While The Lord of the Rings: The Return of the King has been out since 2003, and the news that director Peter Jackson filmed a section of it on a mine field is so 12 years ago, an imgur gallery popped up on Reddit the other day that makes the subject worth digging up again.
According to the gallery, which is made up of a series of screen shots and gifs from a behind-the-scenes feature, the location scouts for the third film needed a desert-like area, that was flat without vegetation. Since the task of finding an appropriate place was so difficult, they settled on a field in New Zealand which the army uses to test bombs.
On the subject, actor Orlando Bloom (Legolas) recalled the army showing up during their breakfast to notify the actors and crew about the dangers of the location. Viggo Mortensen (Aragorn) hilariously recalls the soldiers saying, “this is a bomb, this is a rocket…All these things you might find out here. Don’t touch them.” He clearly didn’t look too worried.
Those working on the film were strictly warned not to touch anything, which the actors remark was done because the military didn’t want to be responsible for blowing anyone up. Karl Urban, who plays Éowyn’s brother Éomer in the film remembers finding the fins of a bomb sticking out of the ground during one of the fights. Bloom notes that they were “churning up the earth with all of us running around jumping up and down.” Because of this, the military reportedly came to the set a couple of times a day to clear away the debris. With all of the commotion they were making, its a wonder none of them got hurt.
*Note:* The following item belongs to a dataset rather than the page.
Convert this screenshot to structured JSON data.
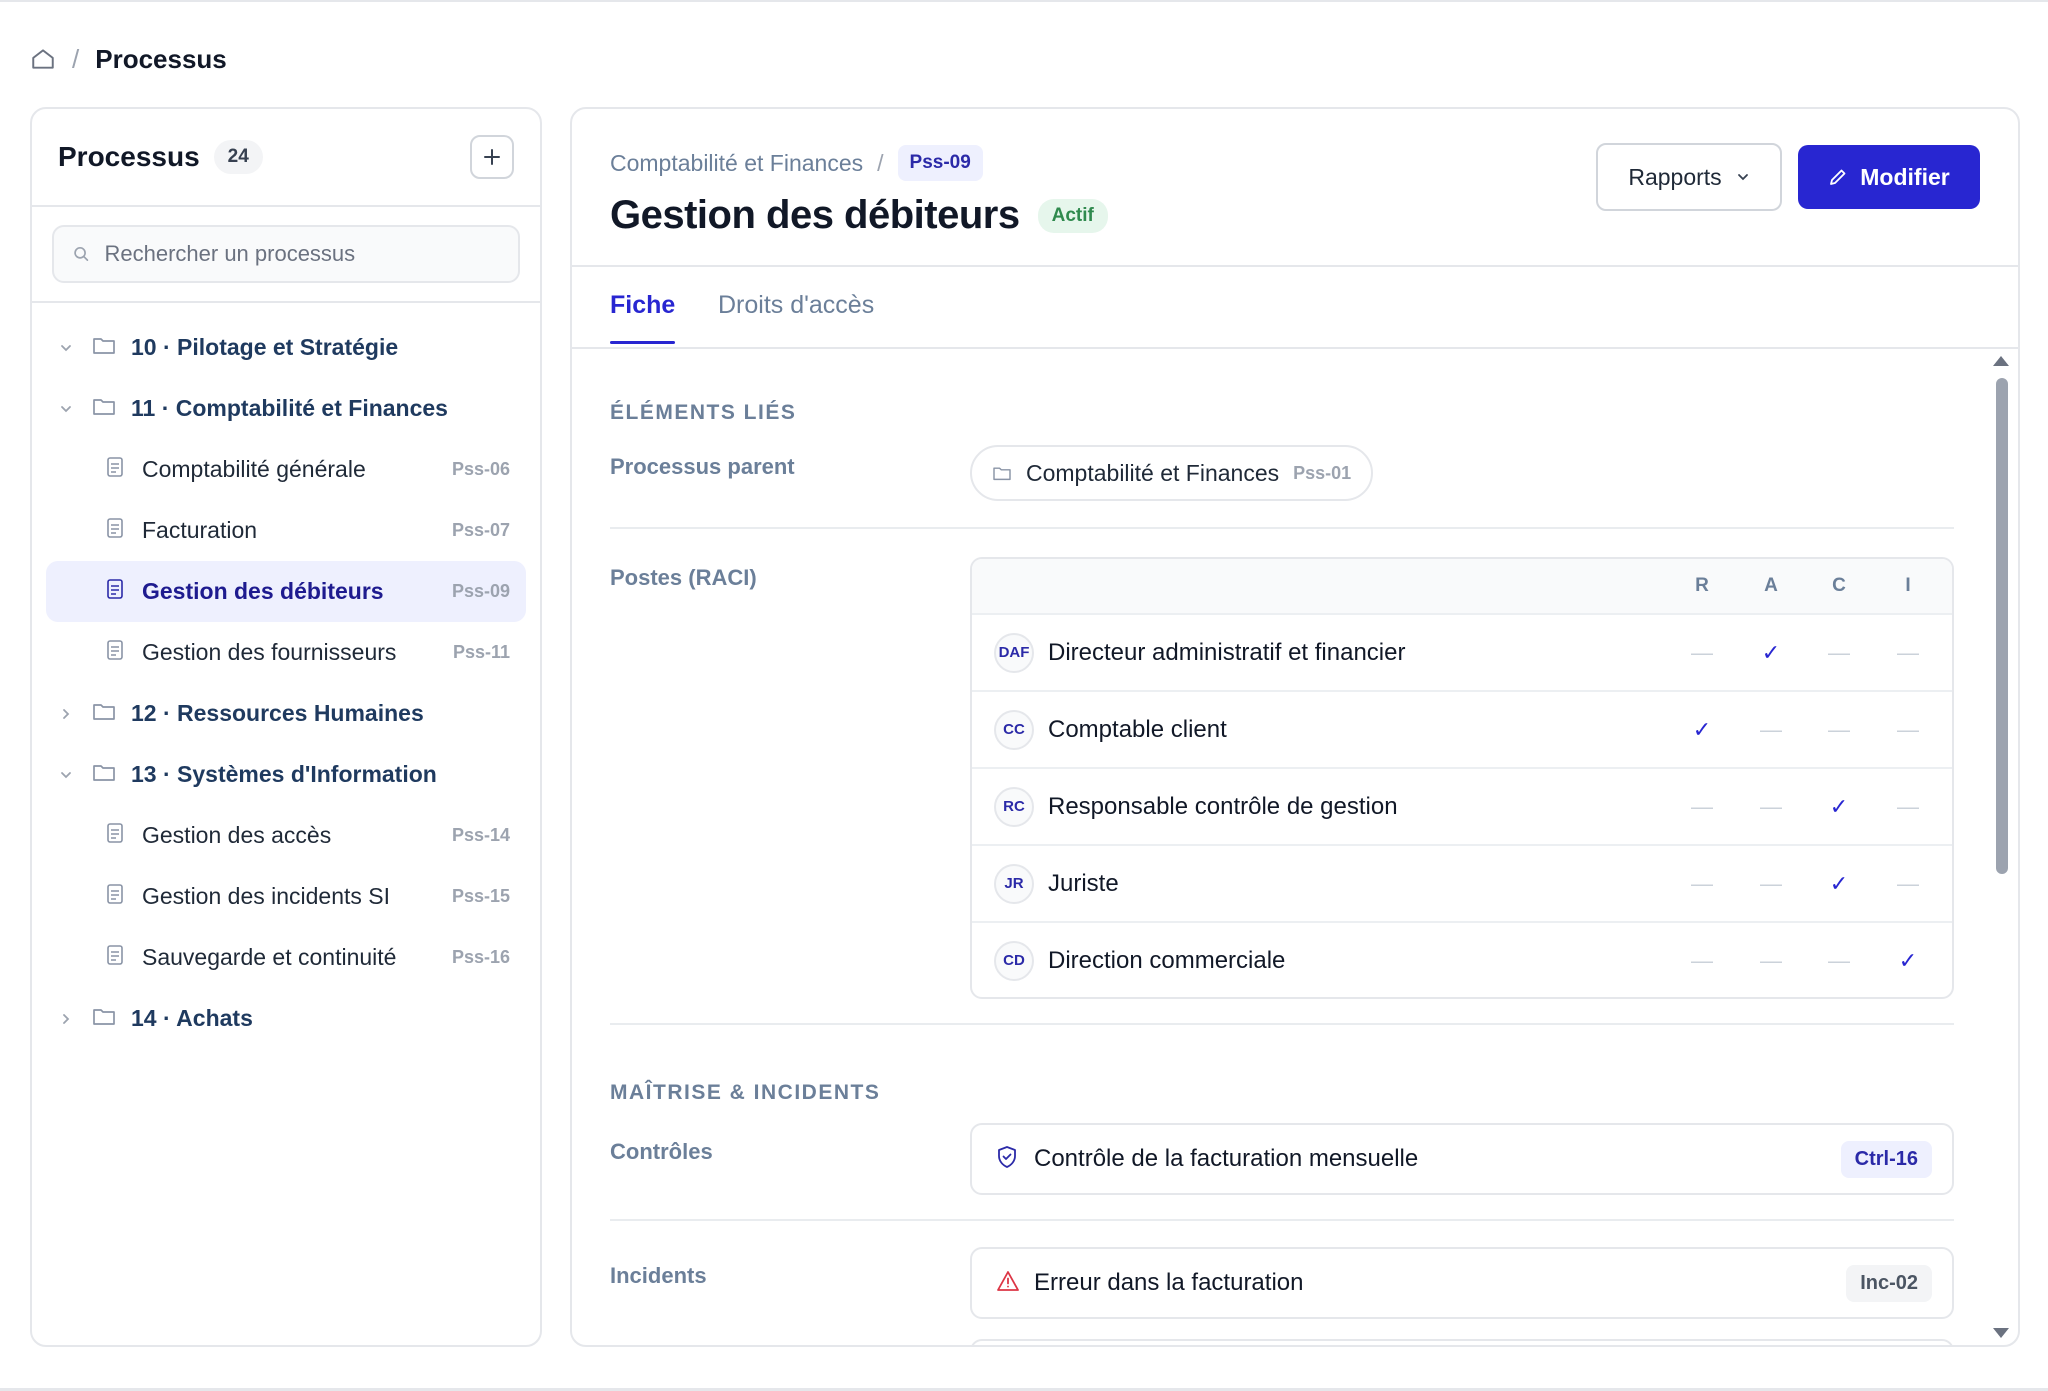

When Mortensen asked questions about whether the taped off areas meant they were safe, the military’s response was “No. But there’s less bombs where you are than on the other side of the tape.” While it’s a miracle that nobody was hurt during filming, Jackson remembers a day on set when Mortensen and a couple of the other actors went a little too far when they were riding on horseback towards the Black Gate. They were afraid that one of the horses was going to accidentally step on a mine and set one off which according to Mortensen just “added a little extra tension, a little more chaos to some already existing chaos”.
What do you think of shooting on a dangerous mine field just because the location is aesthetically pleasing? Let us know in the comments below.